<<<<

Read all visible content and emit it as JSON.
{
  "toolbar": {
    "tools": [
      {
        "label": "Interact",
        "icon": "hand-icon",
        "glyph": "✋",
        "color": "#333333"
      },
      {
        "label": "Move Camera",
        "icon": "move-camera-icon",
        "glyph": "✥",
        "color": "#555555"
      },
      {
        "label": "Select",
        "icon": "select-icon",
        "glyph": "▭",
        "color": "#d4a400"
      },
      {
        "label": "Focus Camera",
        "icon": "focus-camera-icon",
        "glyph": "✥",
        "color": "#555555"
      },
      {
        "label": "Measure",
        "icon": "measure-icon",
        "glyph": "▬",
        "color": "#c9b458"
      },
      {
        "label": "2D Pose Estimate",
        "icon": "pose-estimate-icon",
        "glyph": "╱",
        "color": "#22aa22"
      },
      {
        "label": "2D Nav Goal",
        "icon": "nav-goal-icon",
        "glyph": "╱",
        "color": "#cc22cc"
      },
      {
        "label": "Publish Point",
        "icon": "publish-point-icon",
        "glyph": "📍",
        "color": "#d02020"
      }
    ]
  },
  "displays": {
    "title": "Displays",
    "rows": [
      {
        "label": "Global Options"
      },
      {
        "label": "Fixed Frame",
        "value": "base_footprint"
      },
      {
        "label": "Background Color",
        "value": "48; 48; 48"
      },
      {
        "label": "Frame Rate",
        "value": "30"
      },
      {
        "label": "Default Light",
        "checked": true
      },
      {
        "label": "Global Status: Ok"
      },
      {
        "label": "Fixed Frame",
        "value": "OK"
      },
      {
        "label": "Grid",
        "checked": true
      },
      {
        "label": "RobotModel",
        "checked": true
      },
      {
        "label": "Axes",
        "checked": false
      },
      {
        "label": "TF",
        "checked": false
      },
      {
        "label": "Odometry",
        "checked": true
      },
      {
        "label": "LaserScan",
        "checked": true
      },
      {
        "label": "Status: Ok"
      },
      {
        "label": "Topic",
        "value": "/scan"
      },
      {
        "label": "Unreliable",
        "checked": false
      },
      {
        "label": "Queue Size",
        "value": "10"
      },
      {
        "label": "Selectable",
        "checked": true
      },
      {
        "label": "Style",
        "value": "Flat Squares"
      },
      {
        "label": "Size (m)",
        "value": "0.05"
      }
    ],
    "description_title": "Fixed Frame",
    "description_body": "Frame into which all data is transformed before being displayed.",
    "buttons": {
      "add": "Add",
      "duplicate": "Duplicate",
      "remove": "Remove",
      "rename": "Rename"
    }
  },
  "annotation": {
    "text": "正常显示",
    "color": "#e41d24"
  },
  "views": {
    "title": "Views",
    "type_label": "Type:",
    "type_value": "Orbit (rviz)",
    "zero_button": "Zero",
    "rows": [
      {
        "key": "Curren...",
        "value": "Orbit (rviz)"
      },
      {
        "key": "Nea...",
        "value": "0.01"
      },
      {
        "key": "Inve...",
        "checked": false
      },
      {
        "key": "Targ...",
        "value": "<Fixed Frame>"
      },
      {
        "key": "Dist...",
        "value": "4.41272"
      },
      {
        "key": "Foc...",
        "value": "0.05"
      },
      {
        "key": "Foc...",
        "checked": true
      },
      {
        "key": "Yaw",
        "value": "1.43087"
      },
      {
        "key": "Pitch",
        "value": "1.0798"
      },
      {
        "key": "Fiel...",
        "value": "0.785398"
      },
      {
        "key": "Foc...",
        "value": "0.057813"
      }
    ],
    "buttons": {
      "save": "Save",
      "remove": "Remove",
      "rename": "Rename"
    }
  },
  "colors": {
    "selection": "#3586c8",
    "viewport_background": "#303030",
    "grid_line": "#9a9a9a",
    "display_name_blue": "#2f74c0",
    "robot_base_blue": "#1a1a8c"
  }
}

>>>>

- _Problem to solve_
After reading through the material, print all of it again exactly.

- _Response box_
Read all visible content and emit it as JSON.
{
  "toolbar": {
    "tools": [
      {
        "label": "Interact",
        "icon": "hand-icon",
        "glyph": "✋",
        "color": "#333333"
      },
      {
        "label": "Move Camera",
        "icon": "move-camera-icon",
        "glyph": "✥",
        "color": "#555555"
      },
      {
        "label": "Select",
        "icon": "select-icon",
        "glyph": "▭",
        "color": "#d4a400"
      },
      {
        "label": "Focus Camera",
        "icon": "focus-camera-icon",
        "glyph": "✥",
        "color": "#555555"
      },
      {
        "label": "Measure",
        "icon": "measure-icon",
        "glyph": "▬",
        "color": "#c9b458"
      },
      {
        "label": "2D Pose Estimate",
        "icon": "pose-estimate-icon",
        "glyph": "╱",
        "color": "#22aa22"
      },
      {
        "label": "2D Nav Goal",
        "icon": "nav-goal-icon",
        "glyph": "╱",
        "color": "#cc22cc"
      },
      {
        "label": "Publish Point",
        "icon": "publish-point-icon",
        "glyph": "📍",
        "color": "#d02020"
      }
    ]
  },
  "displays": {
    "title": "Displays",
    "rows": [
      {
        "label": "Global Options"
      },
      {
        "label": "Fixed Frame",
        "value": "base_footprint"
      },
      {
        "label": "Background Color",
        "value": "48; 48; 48"
      },
      {
        "label": "Frame Rate",
        "value": "30"
      },
      {
        "label": "Default Light",
        "checked": true
      },
      {
        "label": "Global Status: Ok"
      },
      {
        "label": "Fixed Frame",
        "value": "OK"
      },
      {
        "label": "Grid",
        "checked": true
      },
      {
        "label": "RobotModel",
        "checked": true
      },
      {
        "label": "Axes",
        "checked": false
      },
      {
        "label": "TF",
        "checked": false
      },
      {
        "label": "Odometry",
        "checked": true
      },
      {
        "label": "LaserScan",
        "checked": true
      },
      {
        "label": "Status: Ok"
      },
      {
        "label": "Topic",
        "value": "/scan"
      },
      {
        "label": "Unreliable",
        "checked": false
      },
      {
        "label": "Queue Size",
        "value": "10"
      },
      {
        "label": "Selectable",
        "checked": true
      },
      {
        "label": "Style",
        "value": "Flat Squares"
      },
      {
        "label": "Size (m)",
        "value": "0.05"
      }
    ],
    "description_title": "Fixed Frame",
    "description_body": "Frame into which all data is transformed before being displayed.",
    "buttons": {
      "add": "Add",
      "duplicate": "Duplicate",
      "remove": "Remove",
      "rename": "Rename"
    }
  },
  "annotation": {
    "text": "正常显示",
    "color": "#e41d24"
  },
  "views": {
    "title": "Views",
    "type_label": "Type:",
    "type_value": "Orbit (rviz)",
    "zero_button": "Zero",
    "rows": [
      {
        "key": "Curren...",
        "value": "Orbit (rviz)"
      },
      {
        "key": "Nea...",
        "value": "0.01"
      },
      {
        "key": "Inve...",
        "checked": false
      },
      {
        "key": "Targ...",
        "value": "<Fixed Frame>"
      },
      {
        "key": "Dist...",
        "value": "4.41272"
      },
      {
        "key": "Foc...",
        "value": "0.05"
      },
      {
        "key": "Foc...",
        "checked": true
      },
      {
        "key": "Yaw",
        "value": "1.43087"
      },
      {
        "key": "Pitch",
        "value": "1.0798"
      },
      {
        "key": "Fiel...",
        "value": "0.785398"
      },
      {
        "key": "Foc...",
        "value": "0.057813"
      }
    ],
    "buttons": {
      "save": "Save",
      "remove": "Remove",
      "rename": "Rename"
    }
  },
  "colors": {
    "selection": "#3586c8",
    "viewport_background": "#303030",
    "grid_line": "#9a9a9a",
    "display_name_blue": "#2f74c0",
    "robot_base_blue": "#1a1a8c"
  }
}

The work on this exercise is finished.